● **Provided data**
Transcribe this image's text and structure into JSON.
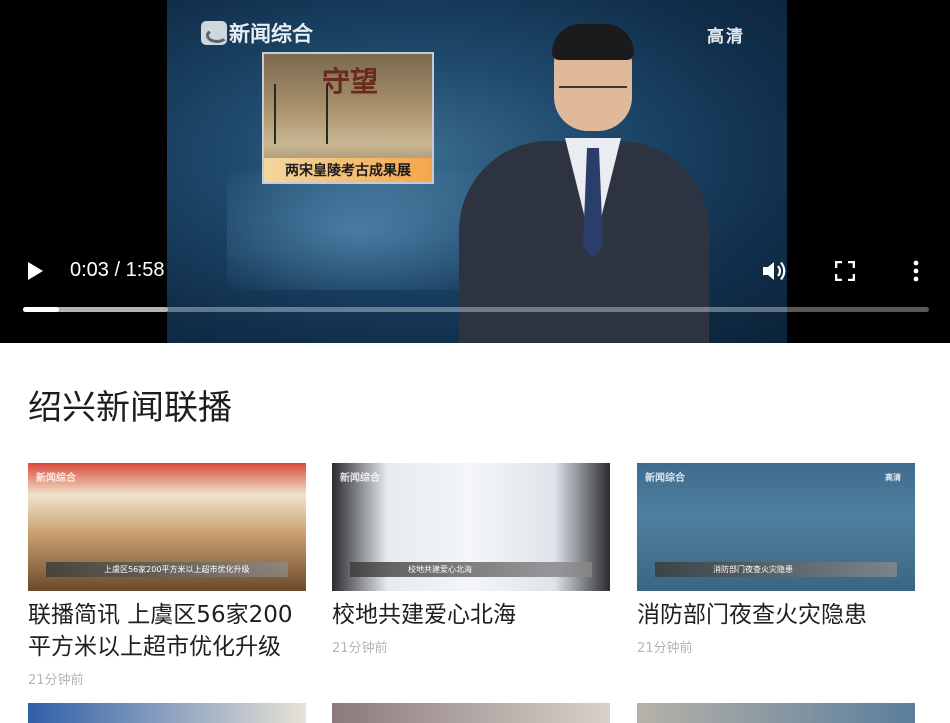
{
  "player": {
    "channel_logo_text": "新闻综合",
    "hd_badge": "高清",
    "inset_big_text": "守望",
    "inset_caption": "两宋皇陵考古成果展",
    "time_display": "0:03 / 1:58",
    "progress": {
      "played_fraction": 0.04,
      "buffered_fraction": 0.16
    },
    "icons": {
      "play": "play-icon",
      "volume": "volume-icon",
      "fullscreen": "fullscreen-icon",
      "more": "more-vertical-icon"
    }
  },
  "section": {
    "title": "绍兴新闻联播"
  },
  "cards": [
    {
      "title": "联播简讯 上虞区56家200平方米以上超市优化升级",
      "time": "21分钟前",
      "thumb_caption": "上虞区56家200平方米以上超市优化升级",
      "thumb_logo": "新闻综合"
    },
    {
      "title": "校地共建爱心北海",
      "time": "21分钟前",
      "thumb_caption": "校地共建爱心北海",
      "thumb_logo": "新闻综合"
    },
    {
      "title": "消防部门夜查火灾隐患",
      "time": "21分钟前",
      "thumb_caption": "消防部门夜查火灾隐患",
      "thumb_logo": "新闻综合",
      "thumb_hd": "高清"
    }
  ]
}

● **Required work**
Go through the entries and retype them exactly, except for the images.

● **Output**
Transcribe this image's text and structure into JSON.
{
  "player": {
    "channel_logo_text": "新闻综合",
    "hd_badge": "高清",
    "inset_big_text": "守望",
    "inset_caption": "两宋皇陵考古成果展",
    "time_display": "0:03 / 1:58",
    "progress": {
      "played_fraction": 0.04,
      "buffered_fraction": 0.16
    },
    "icons": {
      "play": "play-icon",
      "volume": "volume-icon",
      "fullscreen": "fullscreen-icon",
      "more": "more-vertical-icon"
    }
  },
  "section": {
    "title": "绍兴新闻联播"
  },
  "cards": [
    {
      "title": "联播简讯 上虞区56家200平方米以上超市优化升级",
      "time": "21分钟前",
      "thumb_caption": "上虞区56家200平方米以上超市优化升级",
      "thumb_logo": "新闻综合"
    },
    {
      "title": "校地共建爱心北海",
      "time": "21分钟前",
      "thumb_caption": "校地共建爱心北海",
      "thumb_logo": "新闻综合"
    },
    {
      "title": "消防部门夜查火灾隐患",
      "time": "21分钟前",
      "thumb_caption": "消防部门夜查火灾隐患",
      "thumb_logo": "新闻综合",
      "thumb_hd": "高清"
    }
  ]
}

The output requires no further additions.